The Toronto Star reports, “The federal New Democrats have already begun to sift through the wreckage of the failed British Columbia NDP campaign (to find out exactly what happened), Thomas Mulcair told the Star editorial board Wednesday. …Mulcair said B.C. NDP Leader Adrian Dix — widely predicted by pollsters and pundits to win the election — likely stumbled by declaring an all-out ‘no’ to the Kinder Morgan pipeline and by refusing to respond to Liberal attack ads.”

“Dix’s opposition to the Kinder Morgan pipeline, which would triple the capacity of an existing pipeline carrying crude oil from Alberta to B.C.’s coast, was too strongly worded, Mulcair added. ‘Given the gutting of environmental assessments in Canada, you can’t say yes to a project like Kinder Morgan’, said Mulcair. ‘The absolute no would have been best stated as, ‘It can’t be yes under the current process.’ …The NDP supports sustainable resource development and has been pushing for an east-west pipeline that would bring jobs to Canadians and preserve domestic energy security, he added.”

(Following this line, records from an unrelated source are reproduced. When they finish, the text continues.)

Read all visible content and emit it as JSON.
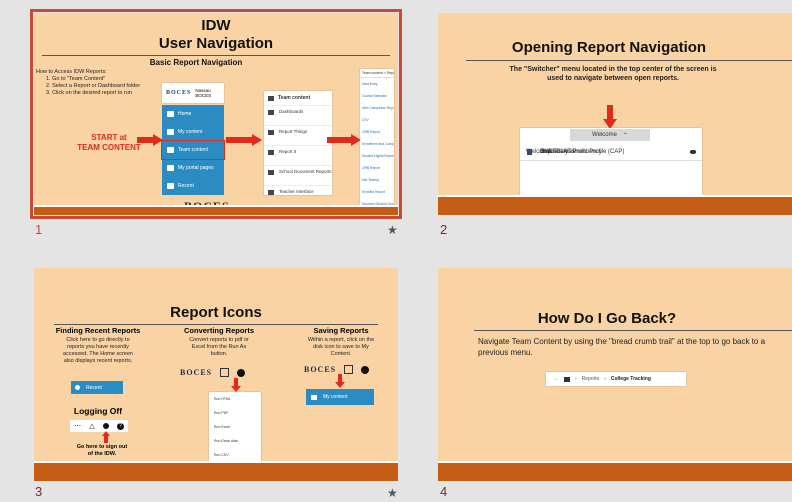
{
  "slides": [
    {
      "number": "1",
      "title_line1": "IDW",
      "title_line2": "User Navigation",
      "subtitle": "Basic Report Navigation",
      "howto_heading": "How to Access IDW Reports:",
      "howto_steps": [
        "1. Go to \"Team Content\"",
        "2. Select a Report or Dashboard folder",
        "3. Click on the desired report to run"
      ],
      "start_label_1": "START at",
      "start_label_2": "TEAM CONTENT",
      "nav_header": "Nassau BOCES",
      "nav_items": [
        "Home",
        "My content",
        "Team content",
        "My portal pages",
        "Recent"
      ],
      "folder_header": "Team content",
      "folder_items": [
        "Dashboards",
        "Report Things",
        "Report It",
        "School Document Reports",
        "Teacher Interface"
      ],
      "report_list_header": "Team content > Report",
      "report_items": [
        "Data Entry",
        "Course Selection",
        "Item Completion Report",
        "CSV",
        "ORB Report",
        "Enrollment and Completion Report",
        "Student Digital Report",
        "ORB Report",
        "Mel Testing",
        "Enrolled Report",
        "Demand Student Growth"
      ],
      "logo": "BOCES"
    },
    {
      "number": "2",
      "title": "Opening Report Navigation",
      "desc": "The \"Switcher\" menu located in the top center of the screen is used to navigate between open reports.",
      "switcher_label": "Welcome",
      "menu_items": [
        "Welcome",
        "Child Assessment Profile (CAP)",
        "NYSESLAT Proficiency",
        "Gap",
        "Item Analysis"
      ]
    },
    {
      "number": "3",
      "title": "Report Icons",
      "col1_heading": "Finding Recent Reports",
      "col1_text": "Click here to go directly to reports you have recently accessed. The Home screen also displays recent reports.",
      "recent_button": "Recent",
      "logoff_heading": "Logging Off",
      "logoff_text": "Go here to sign out of the IDW.",
      "col2_heading": "Converting Reports",
      "col2_text": "Convert reports to pdf or Excel from the Run As button.",
      "convert_items": [
        "Run HTML",
        "Run PDF",
        "Run Excel",
        "Run Excel data",
        "Run CSV"
      ],
      "col3_heading": "Saving Reports",
      "col3_text": "Within a report, click on the disk icon to save to My Content.",
      "save_button": "My content",
      "logo": "BOCES"
    },
    {
      "number": "4",
      "title": "How Do I Go Back?",
      "desc": "Navigate Team Content by using the \"bread crumb trail\" at the top to go back to a previous menu.",
      "breadcrumb_1": "Reports",
      "breadcrumb_2": "College Tracking"
    }
  ],
  "star": "★",
  "colors": {
    "slide_bg": "#f9d3a4",
    "footer": "#c55c16",
    "selection": "#c94a36",
    "accent_red": "#e02a1b",
    "nav_blue": "#2b8cc4"
  }
}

The Kinder Morgan Trans Mountain pipeline proposal involves twinning the existing Alberta-to-Metro Vancouver 980-kilometre pipeline, which would add 550,000 barrels a day capacity to the current 300,000 barrels a day pipeline. It would service more than 30 tankers a month at the Westridge, Burnaby terminal. Kinder Morgan plans to apply to the NEB for permission to construct the pipeline in late-2013. The company wants the pipeline to be operational by 2017. At 550,000 barrels a day, this pipeline is larger than the Enbridge Northern Gateway pipeline which would carry 525,000 barrels a day.

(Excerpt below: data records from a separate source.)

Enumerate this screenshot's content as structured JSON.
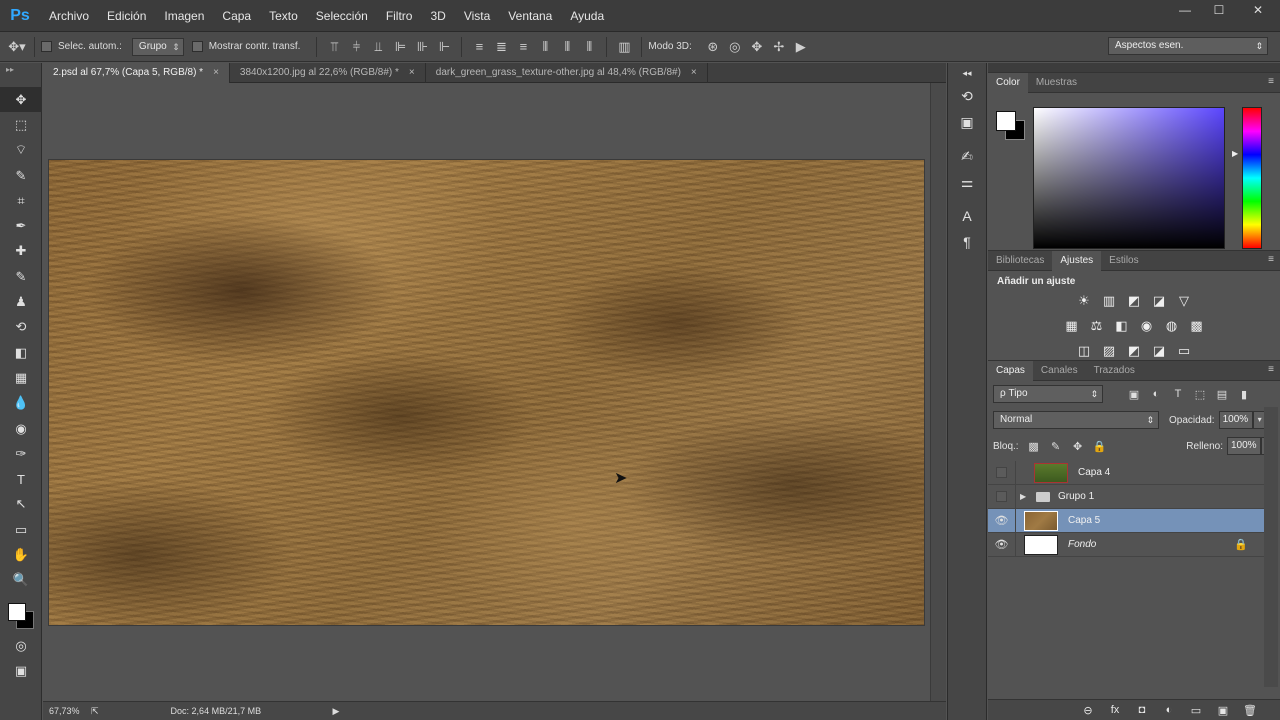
{
  "app": {
    "logo": "Ps",
    "menu": [
      "Archivo",
      "Edición",
      "Imagen",
      "Capa",
      "Texto",
      "Selección",
      "Filtro",
      "3D",
      "Vista",
      "Ventana",
      "Ayuda"
    ],
    "window_controls": {
      "minimize": "—",
      "maximize": "☐",
      "close": "✕"
    }
  },
  "options": {
    "auto_select_label": "Selec. autom.:",
    "auto_select_mode": "Grupo",
    "show_transform_label": "Mostrar contr. transf.",
    "mode3d_label": "Modo 3D:",
    "workspace": "Aspectos esen."
  },
  "tabs": [
    {
      "label": "2.psd al 67,7% (Capa 5, RGB/8) *",
      "close": "×"
    },
    {
      "label": "3840x1200.jpg al 22,6% (RGB/8#) *",
      "close": "×"
    },
    {
      "label": "dark_green_grass_texture-other.jpg al 48,4% (RGB/8#)",
      "close": "×"
    }
  ],
  "status": {
    "zoom": "67,73%",
    "doc_info": "Doc: 2,64 MB/21,7 MB",
    "arrow": "▶"
  },
  "color_panel": {
    "tabs": [
      "Color",
      "Muestras"
    ],
    "menu": "≡",
    "foreground": "#ffffff",
    "background": "#000000"
  },
  "adjust_panel": {
    "tabs": [
      "Bibliotecas",
      "Ajustes",
      "Estilos"
    ],
    "menu": "≡",
    "title": "Añadir un ajuste",
    "row1": [
      "☀",
      "▥",
      "◩",
      "◪",
      "▽"
    ],
    "row2": [
      "▦",
      "⚖",
      "◧",
      "◉",
      "◍",
      "▩"
    ],
    "row3": [
      "◫",
      "▨",
      "◩",
      "◪",
      "▭"
    ]
  },
  "layers_panel": {
    "tabs": [
      "Capas",
      "Canales",
      "Trazados"
    ],
    "menu": "≡",
    "filter": "ρ Tipo",
    "blend_mode": "Normal",
    "opacity_label": "Opacidad:",
    "opacity_value": "100%",
    "lock_label": "Bloq.:",
    "fill_label": "Relleno:",
    "fill_value": "100%",
    "layers": [
      {
        "name": "Capa 4",
        "visible": false
      },
      {
        "name": "Grupo 1",
        "visible": false
      },
      {
        "name": "Capa 5",
        "visible": true
      },
      {
        "name": "Fondo",
        "visible": true
      }
    ],
    "footer_icons": [
      "⊖",
      "fx",
      "◘",
      "◐",
      "▭",
      "▣",
      "🗑"
    ]
  },
  "tools": [
    "✥",
    "⬚",
    "⌔",
    "✎",
    "⌗",
    "✒",
    "✚",
    "✎",
    "♟",
    "⟲",
    "◧",
    "▦",
    "💧",
    "◉",
    "✑",
    "T",
    "↖",
    "▭",
    "✋",
    "🔍"
  ],
  "strip_icons": [
    "⟲",
    "▣",
    "✍",
    "⚌",
    "A",
    "¶"
  ],
  "colors": {
    "accent": "#31a8ff",
    "selection": "#7592b8"
  }
}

A poll conducted in September 2012 found that 49.9 per cent of British Columbians oppose the Trans Mountain pipeline twinning, with just 21.9 per cent supporting it. First Nations leaders, environmentalists and the mayors of Vancouver and Burnaby also oppose the expansion.

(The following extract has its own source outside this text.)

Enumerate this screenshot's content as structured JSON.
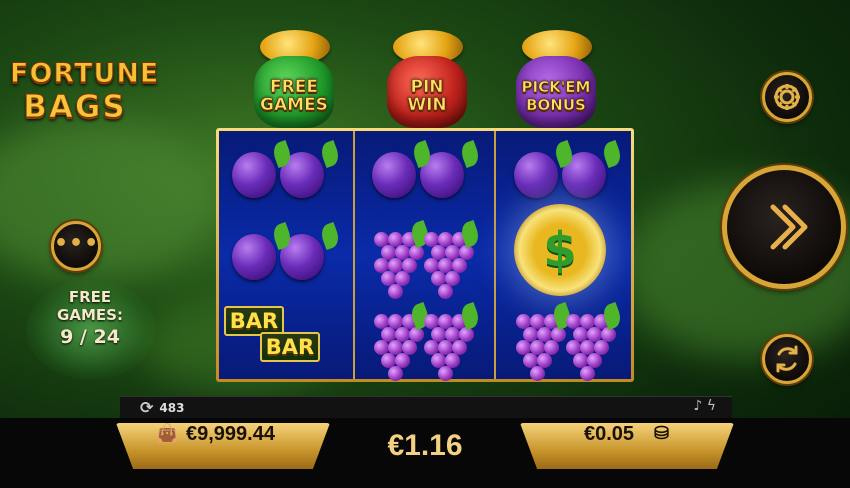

Implications for NDP opposition to Line 9?
Earlier this week Radio-Canada reported, “Mulcair says that ‘We cannot reverse of the flow of the Enbridge Line 9 pipeline’ because the environmental assessment process is unreliable. The NDP leader made this statement on Monday at a forum on economic issues in Repentigny (a suburb of Montreal). …Mr. Mulcair has in the past defended the idea an east-west transportation of Alberta oil to ensure energy security and reduce dependence on foreign oil, but that his position has changed because of the ‘rampage of environmental laws’ by the Harper government in the C-45 omnibus legislation.”

Line 9 is a 38-year old pipeline between Montreal and Sarnia that passes through more than one hundred communities in Ontario and Quebec. It would carry 300,000 barrels a day of light crude oil (and in the future likely heavier crudes such as diluted bitumen) from Alberta to Montreal.

The cities of Toronto and Hamilton have expressed concern about the pipeline, and Quebec government cabinet ministers have suggested that public hearings would be held to address Quebec’s concerns about the pipeline. Gordon Laxer – a long-time Council of Canadians member and supporter of a Canadian energy strategy – recently outlined his opposition to west-to-east pipelines in a Montreal Gazette opinion piece. US environmental groups have raised the concern that the reversal of the Line 9 pipeline would facilitate an export connection through Vermont and Maine by way of an existing 236-mile pipeline.

For more, please read:
NEWS: Mulcair opposes reversal of Line 9 pipeline
POLL: BC rejects Northern Gateway and Trans Mountain pipelines
VIEW: Fate of pipelines in the balance with tomorrow’s election in BC